In the digital age, cybersecurity has been pushed to the forefront of organizations’ priorities. Today, cybersecurity is a paramount issue for the United States’ critical infrastructure as growing cyber attacks continue to threaten some of the most important foundational systems in our country.
Healthcare organizations, for instance, are tasked with protecting vast troves of sensitive data, including personal medical information for American citizens, while also complying with privacy policies, HIPAA requirements and other information security regulations.
La Monte Yarborough, chief information security officer for the U.S. Department of Health and Human Services, said there’s also an important data aspect of the cybersecurity conversation inside his agency.
“Indeed, there are privacy elements associated with sensitive data, but there’s also a data governance strategy with respect to accessing that data,” Yarborough said during a panel discussion led by HP Federal Chief Technology Officer Dr. Tommy Gardner at the Potomac Officers Club’s virtual Enhancing Cybersecurity for Critical Civilian Infrastructure Forum.
“And of course, within the cyber space, there’s a ‘least privilege’ notion as well. True that there may be medical professionals who need the ability to acquire certain information at specific points in time, but there needs to be a construct from a data governance perspective to discern who among those medical professionals should have that access,” he elaborated.
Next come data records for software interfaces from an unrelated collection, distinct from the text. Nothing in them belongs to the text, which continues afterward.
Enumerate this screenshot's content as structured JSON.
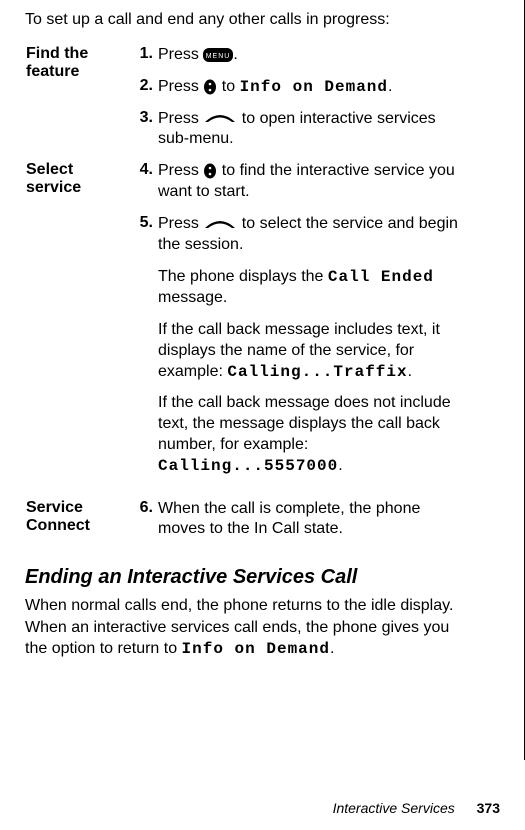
{
  "intro": "To set up a call and end any other calls in progress:",
  "sections": [
    {
      "label_l1": "Find the",
      "label_l2": "feature",
      "rows": [
        {
          "num": "1.",
          "pre": "Press ",
          "icon": "menu",
          "post": "."
        },
        {
          "num": "2.",
          "pre": "Press ",
          "icon": "scroll",
          "post_pre": " to ",
          "mono": "Info on Demand",
          "post": "."
        },
        {
          "num": "3.",
          "pre": "Press ",
          "icon": "send",
          "post": " to open interactive services sub-menu."
        }
      ]
    },
    {
      "label_l1": "Select",
      "label_l2": "service",
      "rows": [
        {
          "num": "4.",
          "pre": "Press ",
          "icon": "scroll",
          "post": " to find the interactive service you want to start."
        },
        {
          "num": "5.",
          "pre": "Press ",
          "icon": "send",
          "post": " to select the service and begin the session."
        }
      ],
      "extras": [
        {
          "pre": "The phone displays the ",
          "mono": "Call Ended",
          "post": " message."
        },
        {
          "pre": "If the call back message includes text, it displays the name of the service, for example: ",
          "mono": "Calling...Traffix",
          "post": "."
        },
        {
          "pre": "If the call back message does not include text, the message displays the call back number, for example: ",
          "mono": "Calling...5557000",
          "post": "."
        }
      ]
    },
    {
      "label_l1": "Service",
      "label_l2": "Connect",
      "rows": [
        {
          "num": "6.",
          "text": "When the call is complete, the phone moves to the In Call state."
        }
      ]
    }
  ],
  "heading": "Ending an Interactive Services Call",
  "ending_pre": "When normal calls end, the phone returns to the idle display. When an interactive services call ends, the phone gives you the option to return to ",
  "ending_mono": "Info on Demand",
  "ending_post": ".",
  "footer_title": "Interactive Services",
  "footer_page": "373"
}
But there’s not one singular answer to the data protection quandary in an organization as large and data-heavy as HHS, and Yarborough suggested that each situation’s context should be taken into account in order to build the most effective data strategies.
“Trying to contain that beast, if you will, is not a one size fits all strategy, because a lot of it is contextual depending on where you reside, what type of data you’re working with, and the measures that you undertake to protect it,” Yarborough explained.
Yarborough highlighted HHS’ Health Sector Cybersecurity Coordination Center, or HC3, as one of the agency’s key efforts to support the defense of the healthcare sector’s information technology infrastructure through providing federal employees with ways to better protect themselves against threats.
“A lot of folks within our sector entered that sector, not to be it cyber folks or IT folks. They entered that community to help care for people and take care of people. So we, through HC3, try to provide some objective information to the sector about cyber threat issues and how those issues might impact the sector, along with some actionable information that they can rely upon to help and mitigation and prevention efforts,” Yarborough said.
The financial sector is another high risk industry for cyber attacks, and George Salmoiraghi, acting director of Sector Cyber Intelligence, Risk Analysis and Resilience at the Department of the Treasury, said his agency is focusing largely on resilience to a wide variety of risk factors.
“We take an all hazards approach,” Salmoiraghi explained. “We are vulnerable to activities from hackers to hurricanes, and if things go down, it can have a multitude of reasons. So we try to build in protections that will allow us to kind of get ahead of issues, be able to practice what exercises might look like and be able to respond and recover.”
Salmoiraghi noted that the Department of the Treasury is an essential component in the protection of the country’s infrastructure because of its ability to liaise with other federal agencies, private sector partners and regulatory colleagues both domestically and internationally.
“We serve as the interface with the rest of the United States government. So financial services is one piece of the broader critical infrastructure puzzle, which means that we have the opportunity to work closely with colleagues at CISA, colleagues at HHS, colleagues at [the Department of State], and we do so on a regular basis as part of either daily activity or as part of interagency or broad policy formulation or activities where there are cross-cutting issues,” he shared.
The Cybersecurity and Infrastructure Security Agency plays a similar role for government agencies in the cybersecurity space as it works to level the playing field and enable each agency to achieve the appropriate degree of protection.
CISA’s Continuous Diagnostics and Mitigation program was established 10 years ago to help agencies reach a level of common parity and maturity in their cybersecurity capabilities, but CDM Program Manager Matt House said the program is expecting to undergo notable shifts in the near future.
“We’re going through some changes in terms of how we pivot for what would likely be the next decade here,” House shared.
“We have often over the last 10 years operated in a role where we are the broker for the HHS, the treasuries, and even the small micro agencies… to ensure that everybody has access to critical cybersecurity capabilities, that they’re implemented in a way that that gives everyone parity and gives everybody a venue through the CDM dashboards to look at things from the same perspective,” he reflected.
Going forward, House said CISA’s CDM program aims to break down barriers between agencies to make it easier for the agency to share information and lessons learned more easily across the government.
House explained that as CISA works with another agency on an acute problem, it should then be able to disseminate information to the other agencies so that they don’t have to discover the same problem independently.
Are you interested in learning more about cyber and how it impacts the broader federal government? Join the Potomac Officers Club’s 2023 Cyber Summit on June 8 to hear insights from cyber experts across government and industry. Register here.